▶ [DATA FOR THIS EXERCISE]:
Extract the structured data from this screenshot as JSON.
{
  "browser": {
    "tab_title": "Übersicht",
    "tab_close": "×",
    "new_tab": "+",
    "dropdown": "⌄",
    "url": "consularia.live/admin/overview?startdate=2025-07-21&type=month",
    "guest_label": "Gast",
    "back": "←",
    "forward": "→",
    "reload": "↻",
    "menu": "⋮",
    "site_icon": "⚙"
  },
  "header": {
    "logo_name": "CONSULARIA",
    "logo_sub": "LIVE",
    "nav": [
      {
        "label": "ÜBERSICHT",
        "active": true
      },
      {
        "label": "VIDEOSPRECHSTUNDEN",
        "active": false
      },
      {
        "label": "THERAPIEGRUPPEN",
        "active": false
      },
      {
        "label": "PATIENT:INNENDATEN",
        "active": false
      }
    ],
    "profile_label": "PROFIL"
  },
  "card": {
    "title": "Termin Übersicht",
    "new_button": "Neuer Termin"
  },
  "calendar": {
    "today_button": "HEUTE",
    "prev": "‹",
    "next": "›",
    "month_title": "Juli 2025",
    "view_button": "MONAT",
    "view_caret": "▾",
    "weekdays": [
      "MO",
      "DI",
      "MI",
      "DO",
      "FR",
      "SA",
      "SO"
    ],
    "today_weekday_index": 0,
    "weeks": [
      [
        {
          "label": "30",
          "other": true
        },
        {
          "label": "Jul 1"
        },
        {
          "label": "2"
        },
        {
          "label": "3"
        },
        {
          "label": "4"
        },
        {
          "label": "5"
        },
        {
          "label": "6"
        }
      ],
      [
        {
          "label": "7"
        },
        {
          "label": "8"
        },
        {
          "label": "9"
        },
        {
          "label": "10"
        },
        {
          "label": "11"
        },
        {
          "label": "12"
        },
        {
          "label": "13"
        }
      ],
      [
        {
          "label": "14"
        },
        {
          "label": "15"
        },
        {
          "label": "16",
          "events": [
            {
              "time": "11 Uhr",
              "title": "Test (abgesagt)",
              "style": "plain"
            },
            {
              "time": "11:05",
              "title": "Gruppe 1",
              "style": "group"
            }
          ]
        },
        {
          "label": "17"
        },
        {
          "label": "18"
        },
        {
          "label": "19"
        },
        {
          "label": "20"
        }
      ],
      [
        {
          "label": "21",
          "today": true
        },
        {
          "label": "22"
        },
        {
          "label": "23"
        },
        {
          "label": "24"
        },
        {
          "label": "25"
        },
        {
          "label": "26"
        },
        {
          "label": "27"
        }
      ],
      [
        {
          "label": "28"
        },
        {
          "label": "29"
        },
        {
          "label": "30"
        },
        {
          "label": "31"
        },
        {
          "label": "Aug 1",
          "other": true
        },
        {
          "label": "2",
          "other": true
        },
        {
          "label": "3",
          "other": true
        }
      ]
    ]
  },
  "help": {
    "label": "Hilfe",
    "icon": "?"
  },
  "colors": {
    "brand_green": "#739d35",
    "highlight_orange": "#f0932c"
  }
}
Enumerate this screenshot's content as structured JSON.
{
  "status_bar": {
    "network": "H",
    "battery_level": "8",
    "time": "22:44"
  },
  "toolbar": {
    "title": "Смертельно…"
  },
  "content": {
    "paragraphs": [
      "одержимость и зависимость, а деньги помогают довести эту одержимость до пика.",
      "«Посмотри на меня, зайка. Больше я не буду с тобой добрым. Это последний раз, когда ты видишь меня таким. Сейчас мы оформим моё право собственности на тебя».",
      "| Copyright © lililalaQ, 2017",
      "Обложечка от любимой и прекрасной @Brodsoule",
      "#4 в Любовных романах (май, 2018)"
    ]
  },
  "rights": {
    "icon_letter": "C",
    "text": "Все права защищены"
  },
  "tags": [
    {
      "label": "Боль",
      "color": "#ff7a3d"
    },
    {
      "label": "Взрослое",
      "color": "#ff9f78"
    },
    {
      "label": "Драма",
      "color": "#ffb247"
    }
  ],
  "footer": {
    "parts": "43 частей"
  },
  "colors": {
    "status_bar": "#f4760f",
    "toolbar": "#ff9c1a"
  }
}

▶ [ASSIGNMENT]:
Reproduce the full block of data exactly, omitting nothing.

▶ [ANSWER SPACE]:
Extract the structured data from this screenshot as JSON.
{
  "browser": {
    "tab_title": "Übersicht",
    "tab_close": "×",
    "new_tab": "+",
    "dropdown": "⌄",
    "url": "consularia.live/admin/overview?startdate=2025-07-21&type=month",
    "guest_label": "Gast",
    "back": "←",
    "forward": "→",
    "reload": "↻",
    "menu": "⋮",
    "site_icon": "⚙"
  },
  "header": {
    "logo_name": "CONSULARIA",
    "logo_sub": "LIVE",
    "nav": [
      {
        "label": "ÜBERSICHT",
        "active": true
      },
      {
        "label": "VIDEOSPRECHSTUNDEN",
        "active": false
      },
      {
        "label": "THERAPIEGRUPPEN",
        "active": false
      },
      {
        "label": "PATIENT:INNENDATEN",
        "active": false
      }
    ],
    "profile_label": "PROFIL"
  },
  "card": {
    "title": "Termin Übersicht",
    "new_button": "Neuer Termin"
  },
  "calendar": {
    "today_button": "HEUTE",
    "prev": "‹",
    "next": "›",
    "month_title": "Juli 2025",
    "view_button": "MONAT",
    "view_caret": "▾",
    "weekdays": [
      "MO",
      "DI",
      "MI",
      "DO",
      "FR",
      "SA",
      "SO"
    ],
    "today_weekday_index": 0,
    "weeks": [
      [
        {
          "label": "30",
          "other": true
        },
        {
          "label": "Jul 1"
        },
        {
          "label": "2"
        },
        {
          "label": "3"
        },
        {
          "label": "4"
        },
        {
          "label": "5"
        },
        {
          "label": "6"
        }
      ],
      [
        {
          "label": "7"
        },
        {
          "label": "8"
        },
        {
          "label": "9"
        },
        {
          "label": "10"
        },
        {
          "label": "11"
        },
        {
          "label": "12"
        },
        {
          "label": "13"
        }
      ],
      [
        {
          "label": "14"
        },
        {
          "label": "15"
        },
        {
          "label": "16",
          "events": [
            {
              "time": "11 Uhr",
              "title": "Test (abgesagt)",
              "style": "plain"
            },
            {
              "time": "11:05",
              "title": "Gruppe 1",
              "style": "group"
            }
          ]
        },
        {
          "label": "17"
        },
        {
          "label": "18"
        },
        {
          "label": "19"
        },
        {
          "label": "20"
        }
      ],
      [
        {
          "label": "21",
          "today": true
        },
        {
          "label": "22"
        },
        {
          "label": "23"
        },
        {
          "label": "24"
        },
        {
          "label": "25"
        },
        {
          "label": "26"
        },
        {
          "label": "27"
        }
      ],
      [
        {
          "label": "28"
        },
        {
          "label": "29"
        },
        {
          "label": "30"
        },
        {
          "label": "31"
        },
        {
          "label": "Aug 1",
          "other": true
        },
        {
          "label": "2",
          "other": true
        },
        {
          "label": "3",
          "other": true
        }
      ]
    ]
  },
  "help": {
    "label": "Hilfe",
    "icon": "?"
  },
  "colors": {
    "brand_green": "#739d35",
    "highlight_orange": "#f0932c"
  }
}
Enumerate this screenshot's content as structured JSON.
{
  "status_bar": {
    "network": "H",
    "battery_level": "8",
    "time": "22:44"
  },
  "toolbar": {
    "title": "Смертельно…"
  },
  "content": {
    "paragraphs": [
      "одержимость и зависимость, а деньги помогают довести эту одержимость до пика.",
      "«Посмотри на меня, зайка. Больше я не буду с тобой добрым. Это последний раз, когда ты видишь меня таким. Сейчас мы оформим моё право собственности на тебя».",
      "| Copyright © lililalaQ, 2017",
      "Обложечка от любимой и прекрасной @Brodsoule",
      "#4 в Любовных романах (май, 2018)"
    ]
  },
  "rights": {
    "icon_letter": "C",
    "text": "Все права защищены"
  },
  "tags": [
    {
      "label": "Боль",
      "color": "#ff7a3d"
    },
    {
      "label": "Взрослое",
      "color": "#ff9f78"
    },
    {
      "label": "Драма",
      "color": "#ffb247"
    }
  ],
  "footer": {
    "parts": "43 частей"
  },
  "colors": {
    "status_bar": "#f4760f",
    "toolbar": "#ff9c1a"
  }
}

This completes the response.